ORLANDO — In this exclusive video from Advances in IBD 2018, Raymond Cross, MD, MS, director of the inflammatory bowel disease program at the University of Maryland School of Medicine, discusses rheumatologic and autoimmune diseases in patients with IBD.
“Most commonly this includes non-inflammatory joint pain that’s typically associated with active disease,” Cross told Healio Gastroenterology and Liver Disease. “[It] often goes into remission or resolves with effective treatment of a flare.”
Cross detailed several rheumatologic and autoimmune complications that often occur in patients with IBD, including different kinds of arthritis, pseudo-rheumatism and even lupus-like reactions.
“It can be quite complicated to find what is causing a patient’s symptoms when they complain of joint pain,” Cross said.
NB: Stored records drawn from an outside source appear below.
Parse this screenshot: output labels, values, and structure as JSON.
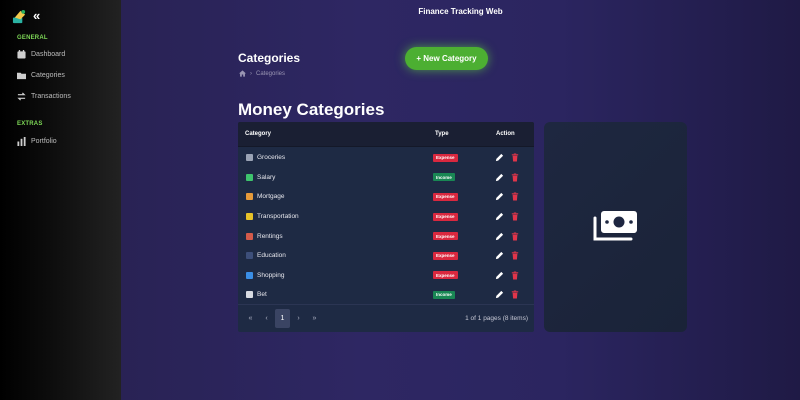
{
  "app": {
    "title": "Finance Tracking Web"
  },
  "sidebar": {
    "collapse_label": "«",
    "sections": [
      {
        "label": "GENERAL",
        "items": [
          {
            "label": "Dashboard",
            "icon": "calendar-icon"
          },
          {
            "label": "Categories",
            "icon": "folder-icon"
          },
          {
            "label": "Transactions",
            "icon": "exchange-icon"
          }
        ]
      },
      {
        "label": "EXTRAS",
        "items": [
          {
            "label": "Portfolio",
            "icon": "bar-chart-icon"
          }
        ]
      }
    ]
  },
  "page": {
    "title": "Categories",
    "breadcrumb": "Categories",
    "new_button": "+ New Category",
    "section_title": "Money Categories"
  },
  "table": {
    "headers": {
      "category": "Category",
      "type": "Type",
      "action": "Action"
    },
    "rows": [
      {
        "name": "Groceries",
        "type": "Expense",
        "icon": "cart-icon",
        "icon_color": "#9aa3b5"
      },
      {
        "name": "Salary",
        "type": "Income",
        "icon": "money-icon",
        "icon_color": "#3ec46d"
      },
      {
        "name": "Mortgage",
        "type": "Expense",
        "icon": "house-icon",
        "icon_color": "#e59a3a"
      },
      {
        "name": "Transportation",
        "type": "Expense",
        "icon": "bus-icon",
        "icon_color": "#e6c229"
      },
      {
        "name": "Rentings",
        "type": "Expense",
        "icon": "home-icon",
        "icon_color": "#d35a4a"
      },
      {
        "name": "Education",
        "type": "Expense",
        "icon": "school-icon",
        "icon_color": "#3d4f7a"
      },
      {
        "name": "Shopping",
        "type": "Expense",
        "icon": "shopping-bags-icon",
        "icon_color": "#3a8ee6"
      },
      {
        "name": "Bet",
        "type": "Income",
        "icon": "dice-icon",
        "icon_color": "#d8dbe2"
      }
    ],
    "pagination": {
      "first": "«",
      "prev": "‹",
      "current": "1",
      "next": "›",
      "last": "»",
      "info": "1 of 1 pages (8 items)"
    }
  },
  "colors": {
    "accent_green": "#4caf32",
    "expense_badge": "#d9283f",
    "income_badge": "#198754",
    "delete_icon": "#e0354a"
  }
}
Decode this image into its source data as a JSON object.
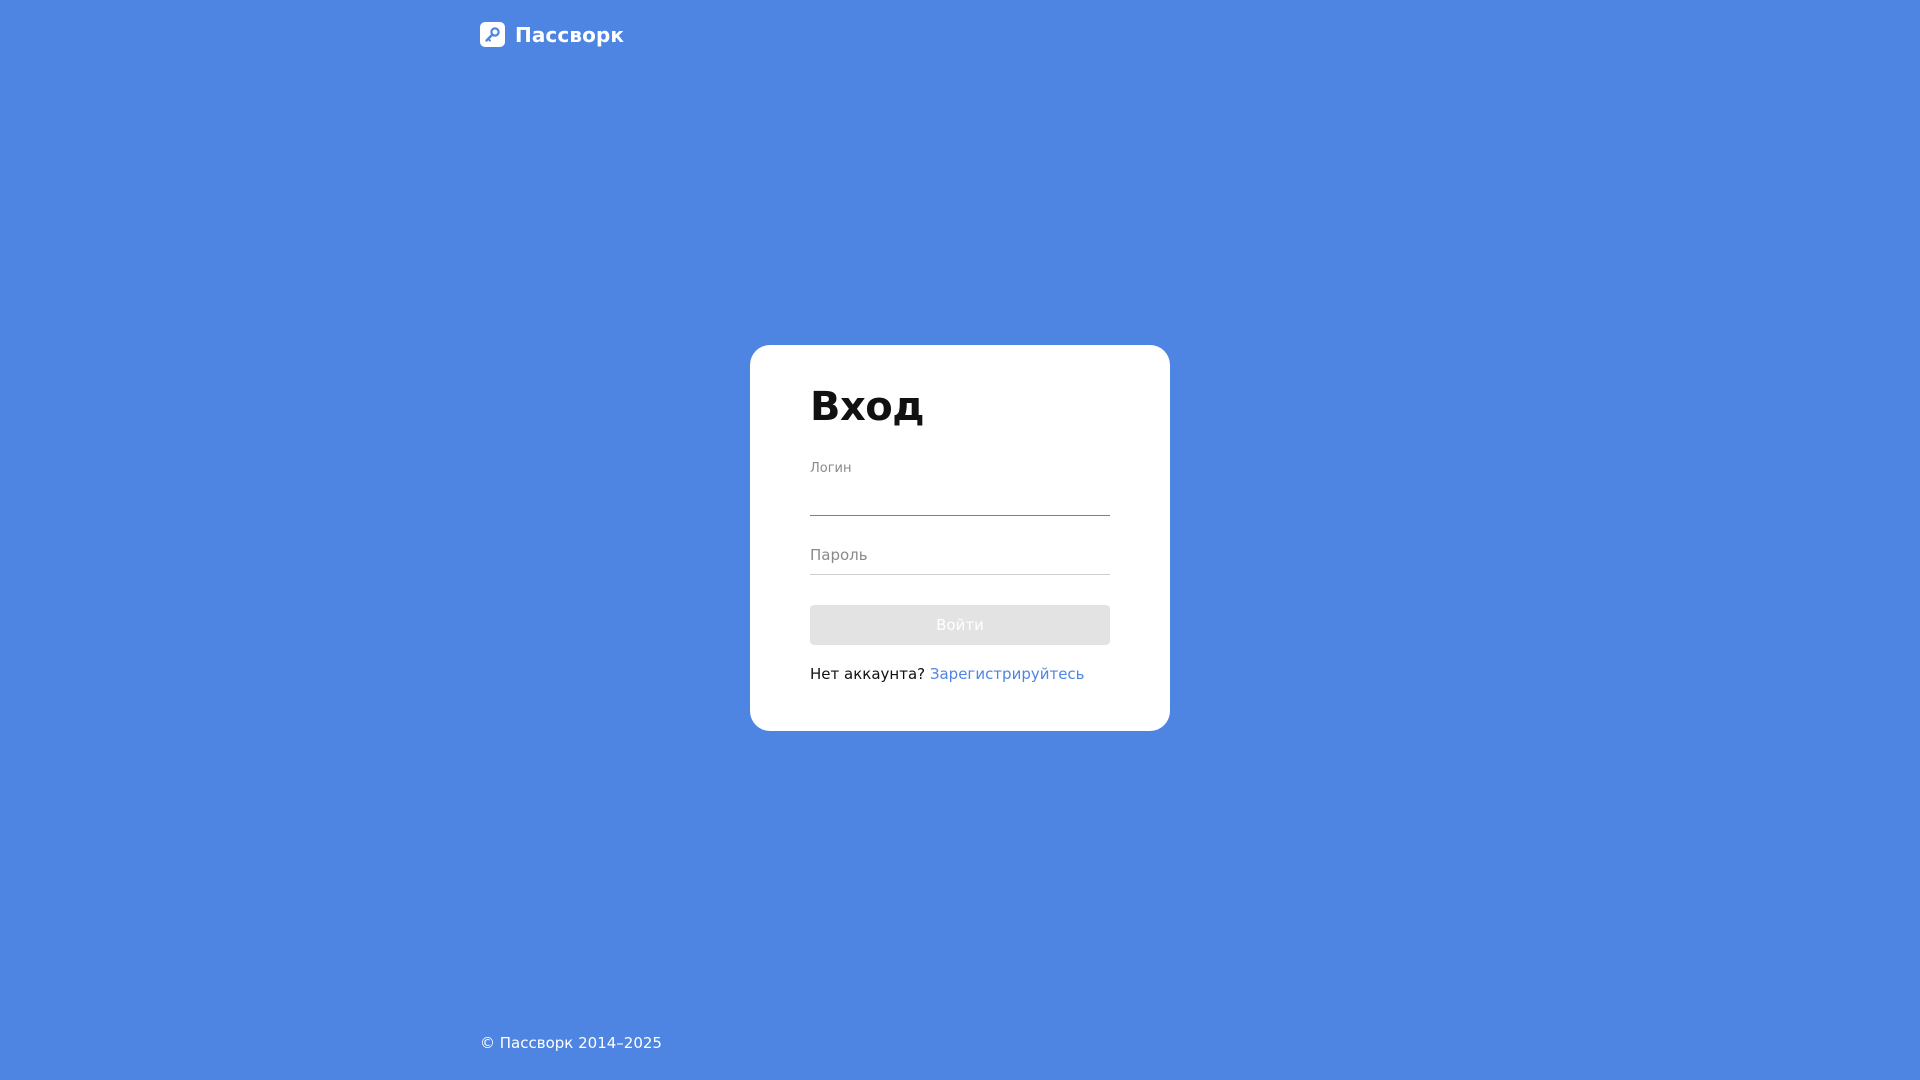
{
  "header": {
    "logo_text": "Пассворк",
    "logo_icon": "key-icon"
  },
  "login_form": {
    "title": "Вход",
    "login_label": "Логин",
    "login_value": "",
    "password_placeholder": "Пароль",
    "password_value": "",
    "submit_label": "Войти",
    "submit_disabled": true,
    "signup_prompt": "Нет аккаунта?",
    "signup_link": "Зарегистрируйтесь"
  },
  "footer": {
    "copyright": "© Пассворк 2014–2025"
  },
  "colors": {
    "background": "#4f85e2",
    "card": "#ffffff",
    "accent": "#4f85e2",
    "button_disabled": "#e3e3e3"
  }
}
Disclosures: Cross reports no relevant financial disclosures.